▸ Entries provided

-- Opening Marker --

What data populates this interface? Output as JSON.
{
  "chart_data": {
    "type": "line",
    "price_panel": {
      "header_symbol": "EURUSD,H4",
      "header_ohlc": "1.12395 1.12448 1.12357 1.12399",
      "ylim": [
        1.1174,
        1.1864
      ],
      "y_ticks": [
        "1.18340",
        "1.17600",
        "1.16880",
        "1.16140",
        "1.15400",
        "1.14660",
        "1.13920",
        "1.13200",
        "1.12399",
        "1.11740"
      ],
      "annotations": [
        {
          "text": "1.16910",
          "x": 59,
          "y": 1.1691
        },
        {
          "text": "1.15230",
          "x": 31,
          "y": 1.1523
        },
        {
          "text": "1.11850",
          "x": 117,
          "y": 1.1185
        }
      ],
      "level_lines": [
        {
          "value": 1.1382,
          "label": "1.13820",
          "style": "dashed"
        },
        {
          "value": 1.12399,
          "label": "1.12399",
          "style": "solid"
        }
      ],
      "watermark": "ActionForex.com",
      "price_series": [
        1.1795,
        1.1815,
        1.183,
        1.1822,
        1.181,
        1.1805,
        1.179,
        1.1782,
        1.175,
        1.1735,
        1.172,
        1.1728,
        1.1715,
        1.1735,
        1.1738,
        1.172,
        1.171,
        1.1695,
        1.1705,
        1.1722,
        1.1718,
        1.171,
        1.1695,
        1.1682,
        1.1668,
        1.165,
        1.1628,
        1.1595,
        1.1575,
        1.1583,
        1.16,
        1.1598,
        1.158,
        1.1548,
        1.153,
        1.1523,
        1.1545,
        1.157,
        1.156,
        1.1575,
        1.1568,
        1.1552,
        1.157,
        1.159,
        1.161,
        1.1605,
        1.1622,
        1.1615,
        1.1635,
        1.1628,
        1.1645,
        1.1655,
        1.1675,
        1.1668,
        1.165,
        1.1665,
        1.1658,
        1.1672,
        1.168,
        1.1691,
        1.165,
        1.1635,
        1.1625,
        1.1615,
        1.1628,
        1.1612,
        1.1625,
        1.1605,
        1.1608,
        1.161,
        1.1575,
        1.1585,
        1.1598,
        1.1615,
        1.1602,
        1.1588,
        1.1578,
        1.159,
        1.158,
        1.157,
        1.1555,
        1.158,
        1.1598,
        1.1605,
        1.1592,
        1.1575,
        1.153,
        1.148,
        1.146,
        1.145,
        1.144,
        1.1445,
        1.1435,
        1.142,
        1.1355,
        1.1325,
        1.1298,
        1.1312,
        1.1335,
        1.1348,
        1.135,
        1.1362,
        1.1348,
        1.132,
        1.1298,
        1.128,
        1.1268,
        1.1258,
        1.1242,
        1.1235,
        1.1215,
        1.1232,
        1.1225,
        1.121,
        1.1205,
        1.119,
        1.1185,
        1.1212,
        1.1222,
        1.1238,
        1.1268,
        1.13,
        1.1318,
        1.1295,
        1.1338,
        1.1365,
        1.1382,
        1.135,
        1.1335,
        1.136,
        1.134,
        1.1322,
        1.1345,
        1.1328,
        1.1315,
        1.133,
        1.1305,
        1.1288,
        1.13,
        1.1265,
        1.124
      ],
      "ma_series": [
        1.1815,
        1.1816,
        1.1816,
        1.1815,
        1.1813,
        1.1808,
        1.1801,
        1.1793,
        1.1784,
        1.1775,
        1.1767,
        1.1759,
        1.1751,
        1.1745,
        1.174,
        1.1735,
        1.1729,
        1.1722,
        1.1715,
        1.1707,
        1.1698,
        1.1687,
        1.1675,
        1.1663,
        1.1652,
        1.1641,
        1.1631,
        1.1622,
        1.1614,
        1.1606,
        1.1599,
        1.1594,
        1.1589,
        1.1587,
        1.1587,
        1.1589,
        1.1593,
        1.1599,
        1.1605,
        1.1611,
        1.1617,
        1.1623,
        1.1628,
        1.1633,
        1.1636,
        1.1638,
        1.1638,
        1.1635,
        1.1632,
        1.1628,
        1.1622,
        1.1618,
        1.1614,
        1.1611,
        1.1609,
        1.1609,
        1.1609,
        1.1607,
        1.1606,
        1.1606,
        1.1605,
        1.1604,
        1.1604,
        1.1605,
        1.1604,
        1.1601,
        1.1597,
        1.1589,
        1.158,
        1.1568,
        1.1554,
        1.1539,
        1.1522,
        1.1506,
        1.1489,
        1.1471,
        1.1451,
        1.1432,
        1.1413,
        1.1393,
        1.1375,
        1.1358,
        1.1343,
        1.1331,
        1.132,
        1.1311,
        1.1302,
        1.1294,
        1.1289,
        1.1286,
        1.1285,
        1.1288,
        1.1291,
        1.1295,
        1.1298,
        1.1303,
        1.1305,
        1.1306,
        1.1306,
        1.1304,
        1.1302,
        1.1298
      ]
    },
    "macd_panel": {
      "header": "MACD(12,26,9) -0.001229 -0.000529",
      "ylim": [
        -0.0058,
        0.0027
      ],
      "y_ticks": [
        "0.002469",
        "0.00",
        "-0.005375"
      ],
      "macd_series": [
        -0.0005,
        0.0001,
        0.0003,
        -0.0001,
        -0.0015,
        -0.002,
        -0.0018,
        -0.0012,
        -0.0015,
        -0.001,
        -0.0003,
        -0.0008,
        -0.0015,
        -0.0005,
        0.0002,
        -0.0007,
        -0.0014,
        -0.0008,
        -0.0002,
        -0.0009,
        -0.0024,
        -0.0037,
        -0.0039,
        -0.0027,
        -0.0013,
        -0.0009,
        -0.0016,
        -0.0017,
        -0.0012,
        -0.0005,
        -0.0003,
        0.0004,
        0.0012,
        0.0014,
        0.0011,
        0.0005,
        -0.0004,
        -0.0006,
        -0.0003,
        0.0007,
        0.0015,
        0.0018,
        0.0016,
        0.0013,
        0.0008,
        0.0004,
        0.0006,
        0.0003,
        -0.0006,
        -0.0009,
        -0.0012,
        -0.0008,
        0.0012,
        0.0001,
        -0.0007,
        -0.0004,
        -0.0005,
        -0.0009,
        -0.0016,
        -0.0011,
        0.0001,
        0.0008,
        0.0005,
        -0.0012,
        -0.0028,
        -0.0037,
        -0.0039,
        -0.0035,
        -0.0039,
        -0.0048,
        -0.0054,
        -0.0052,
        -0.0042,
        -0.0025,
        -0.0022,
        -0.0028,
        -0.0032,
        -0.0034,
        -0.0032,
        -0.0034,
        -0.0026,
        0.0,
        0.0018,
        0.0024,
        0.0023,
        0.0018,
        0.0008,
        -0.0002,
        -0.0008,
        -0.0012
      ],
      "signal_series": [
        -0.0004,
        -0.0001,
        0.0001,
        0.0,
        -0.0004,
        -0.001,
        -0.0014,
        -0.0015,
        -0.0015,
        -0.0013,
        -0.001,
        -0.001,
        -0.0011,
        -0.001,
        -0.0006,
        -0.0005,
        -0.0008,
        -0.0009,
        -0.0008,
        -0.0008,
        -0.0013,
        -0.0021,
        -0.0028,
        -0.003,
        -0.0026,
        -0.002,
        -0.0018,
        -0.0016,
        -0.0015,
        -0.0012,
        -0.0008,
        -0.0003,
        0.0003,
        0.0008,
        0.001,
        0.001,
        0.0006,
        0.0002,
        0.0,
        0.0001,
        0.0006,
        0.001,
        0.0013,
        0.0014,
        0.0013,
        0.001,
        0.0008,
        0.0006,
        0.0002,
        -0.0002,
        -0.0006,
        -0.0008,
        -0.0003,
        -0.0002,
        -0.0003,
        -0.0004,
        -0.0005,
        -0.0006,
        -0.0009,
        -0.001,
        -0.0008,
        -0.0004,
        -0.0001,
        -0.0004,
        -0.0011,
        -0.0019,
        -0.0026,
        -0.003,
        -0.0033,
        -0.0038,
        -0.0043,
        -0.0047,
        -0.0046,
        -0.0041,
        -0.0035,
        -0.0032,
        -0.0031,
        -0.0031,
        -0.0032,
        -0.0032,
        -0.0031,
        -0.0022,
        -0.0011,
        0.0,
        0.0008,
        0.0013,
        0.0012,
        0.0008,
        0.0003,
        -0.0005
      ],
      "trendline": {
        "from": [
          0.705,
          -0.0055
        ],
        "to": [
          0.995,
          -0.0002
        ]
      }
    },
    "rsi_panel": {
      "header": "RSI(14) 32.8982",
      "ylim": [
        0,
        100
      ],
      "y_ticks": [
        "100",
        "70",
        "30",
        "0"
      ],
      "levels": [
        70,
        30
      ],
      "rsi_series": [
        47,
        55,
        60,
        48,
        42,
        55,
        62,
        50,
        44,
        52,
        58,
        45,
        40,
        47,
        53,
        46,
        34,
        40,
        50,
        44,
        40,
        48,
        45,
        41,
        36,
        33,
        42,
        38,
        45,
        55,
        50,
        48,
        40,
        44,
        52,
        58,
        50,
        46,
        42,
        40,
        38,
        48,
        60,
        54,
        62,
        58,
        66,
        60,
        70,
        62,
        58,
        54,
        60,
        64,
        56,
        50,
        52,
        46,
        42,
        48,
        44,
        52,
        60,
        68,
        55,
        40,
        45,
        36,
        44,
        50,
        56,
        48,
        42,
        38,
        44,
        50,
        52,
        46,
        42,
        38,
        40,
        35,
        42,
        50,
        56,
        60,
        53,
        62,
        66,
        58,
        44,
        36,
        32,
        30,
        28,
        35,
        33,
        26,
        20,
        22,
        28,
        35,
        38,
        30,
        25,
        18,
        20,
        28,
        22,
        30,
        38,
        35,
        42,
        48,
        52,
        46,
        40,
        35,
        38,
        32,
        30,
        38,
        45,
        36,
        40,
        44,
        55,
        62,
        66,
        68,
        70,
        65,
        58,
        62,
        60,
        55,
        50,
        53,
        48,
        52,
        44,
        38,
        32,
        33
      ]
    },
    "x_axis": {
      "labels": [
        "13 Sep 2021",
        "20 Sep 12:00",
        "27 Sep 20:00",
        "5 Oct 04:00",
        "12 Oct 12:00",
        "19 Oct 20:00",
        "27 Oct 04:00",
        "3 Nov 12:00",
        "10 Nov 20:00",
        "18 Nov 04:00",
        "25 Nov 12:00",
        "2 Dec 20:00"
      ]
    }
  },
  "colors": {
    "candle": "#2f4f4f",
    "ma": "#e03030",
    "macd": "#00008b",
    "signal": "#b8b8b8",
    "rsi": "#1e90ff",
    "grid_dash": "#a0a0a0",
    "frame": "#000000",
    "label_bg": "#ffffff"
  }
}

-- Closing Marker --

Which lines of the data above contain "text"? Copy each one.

          "text": "1.16910",
          "text": "1.15230",
          "text": "1.11850",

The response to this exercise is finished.